Researchers plan to retract landmark Alzheimer’s paper containing doctored images

Charles Piller:

Authors of a landmark Alzheimer’s disease research paper published in Naturenormal in 2006 have agreed to retract the study in response to allegations of image manipulation. University of Minnesota (UMN) Twin Cities neuroscientist Karen Ashe, the paper’s senior author, acknowledged in a post on the journal discussion site PubPeer that the paper contains doctored images. The study has been cited nearly 2500 times, and would be the most cited paper ever to be retracted, according to Retraction Watch data.

“Although I had no knowledge of any image manipulations in the published paper until it was brought to my attention two years ago,” Ashe wrote on PubPeer, “it is clear that several of the figures in Lesné et al. (2006) have been manipulated … for which I as the senior and corresponding author take ultimate responsibility.”

After initially arguing the paper’s problems could be addressed with a correction, Ashe said in another post last week that all of the authors had agreed to a retraction—with the exception of its first author, UMN neuro-
scientist Sylvain Lesné, a protégé of Ashe’s who was the focus of a 2022 investigation by Sciencenormal.
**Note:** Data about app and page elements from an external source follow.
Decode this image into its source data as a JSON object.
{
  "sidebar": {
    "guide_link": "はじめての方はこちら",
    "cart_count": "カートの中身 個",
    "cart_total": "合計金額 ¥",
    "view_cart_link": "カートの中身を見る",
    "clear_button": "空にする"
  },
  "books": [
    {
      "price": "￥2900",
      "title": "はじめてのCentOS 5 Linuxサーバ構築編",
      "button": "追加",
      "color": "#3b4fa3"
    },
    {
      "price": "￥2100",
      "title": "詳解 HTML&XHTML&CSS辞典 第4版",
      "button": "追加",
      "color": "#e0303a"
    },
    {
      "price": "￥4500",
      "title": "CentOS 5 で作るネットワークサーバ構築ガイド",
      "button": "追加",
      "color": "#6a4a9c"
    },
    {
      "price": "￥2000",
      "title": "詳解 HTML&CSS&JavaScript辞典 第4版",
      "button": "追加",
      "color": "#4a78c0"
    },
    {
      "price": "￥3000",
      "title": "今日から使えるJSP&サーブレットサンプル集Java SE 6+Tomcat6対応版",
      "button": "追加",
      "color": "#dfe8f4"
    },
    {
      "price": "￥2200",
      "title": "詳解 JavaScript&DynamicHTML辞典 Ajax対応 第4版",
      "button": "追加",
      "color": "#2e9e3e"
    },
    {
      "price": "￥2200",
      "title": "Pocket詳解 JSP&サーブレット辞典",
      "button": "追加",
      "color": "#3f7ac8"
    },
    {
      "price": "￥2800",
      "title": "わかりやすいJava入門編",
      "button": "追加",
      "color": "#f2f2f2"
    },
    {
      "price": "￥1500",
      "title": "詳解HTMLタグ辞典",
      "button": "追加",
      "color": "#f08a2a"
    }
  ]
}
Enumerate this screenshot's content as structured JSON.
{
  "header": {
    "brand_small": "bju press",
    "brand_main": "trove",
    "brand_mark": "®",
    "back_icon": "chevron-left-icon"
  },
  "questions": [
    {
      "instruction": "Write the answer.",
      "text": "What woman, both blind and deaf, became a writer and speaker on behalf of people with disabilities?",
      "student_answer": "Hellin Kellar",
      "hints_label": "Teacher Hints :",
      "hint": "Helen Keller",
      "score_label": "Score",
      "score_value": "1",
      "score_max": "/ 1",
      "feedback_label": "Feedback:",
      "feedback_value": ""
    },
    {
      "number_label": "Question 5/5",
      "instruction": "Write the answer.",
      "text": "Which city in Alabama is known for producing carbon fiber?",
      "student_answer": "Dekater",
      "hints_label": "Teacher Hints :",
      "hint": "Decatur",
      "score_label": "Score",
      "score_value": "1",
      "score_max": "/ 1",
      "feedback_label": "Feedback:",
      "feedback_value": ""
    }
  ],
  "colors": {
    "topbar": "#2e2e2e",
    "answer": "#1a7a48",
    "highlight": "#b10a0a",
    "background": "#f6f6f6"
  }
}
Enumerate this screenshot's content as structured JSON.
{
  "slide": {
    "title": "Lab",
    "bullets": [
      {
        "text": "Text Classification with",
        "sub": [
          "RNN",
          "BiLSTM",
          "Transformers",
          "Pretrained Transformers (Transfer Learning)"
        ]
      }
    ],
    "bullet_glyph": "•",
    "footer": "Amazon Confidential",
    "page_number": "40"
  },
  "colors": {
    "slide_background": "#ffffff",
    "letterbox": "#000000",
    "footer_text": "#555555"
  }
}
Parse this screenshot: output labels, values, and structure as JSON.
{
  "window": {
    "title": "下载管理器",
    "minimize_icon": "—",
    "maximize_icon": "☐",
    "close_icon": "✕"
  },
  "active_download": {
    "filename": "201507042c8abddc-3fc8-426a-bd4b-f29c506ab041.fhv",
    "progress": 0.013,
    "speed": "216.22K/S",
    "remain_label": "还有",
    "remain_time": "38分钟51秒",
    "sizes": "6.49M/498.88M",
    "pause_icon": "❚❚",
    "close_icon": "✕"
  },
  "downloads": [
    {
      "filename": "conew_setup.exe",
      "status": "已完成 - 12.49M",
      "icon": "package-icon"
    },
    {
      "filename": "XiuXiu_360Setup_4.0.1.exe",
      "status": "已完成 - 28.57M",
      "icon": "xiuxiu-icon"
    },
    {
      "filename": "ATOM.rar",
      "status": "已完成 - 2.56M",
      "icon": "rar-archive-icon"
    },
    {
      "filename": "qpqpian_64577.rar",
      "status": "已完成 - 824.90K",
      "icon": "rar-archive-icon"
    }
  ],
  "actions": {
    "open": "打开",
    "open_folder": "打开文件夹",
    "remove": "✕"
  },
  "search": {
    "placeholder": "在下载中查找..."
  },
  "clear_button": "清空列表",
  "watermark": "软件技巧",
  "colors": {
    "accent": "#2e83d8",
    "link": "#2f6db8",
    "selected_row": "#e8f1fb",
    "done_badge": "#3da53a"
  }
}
A Naturenormal spokesperson would not comment on the journal’s plans.

“It’s unfortunate that it has taken
2 years to make the decision to retract,” says Donna Wilcock, an Indiana University neuroscientist and editor of the journal Alzheimer’s & Dementianormal. “The evidence of manipulation was overwhelming.”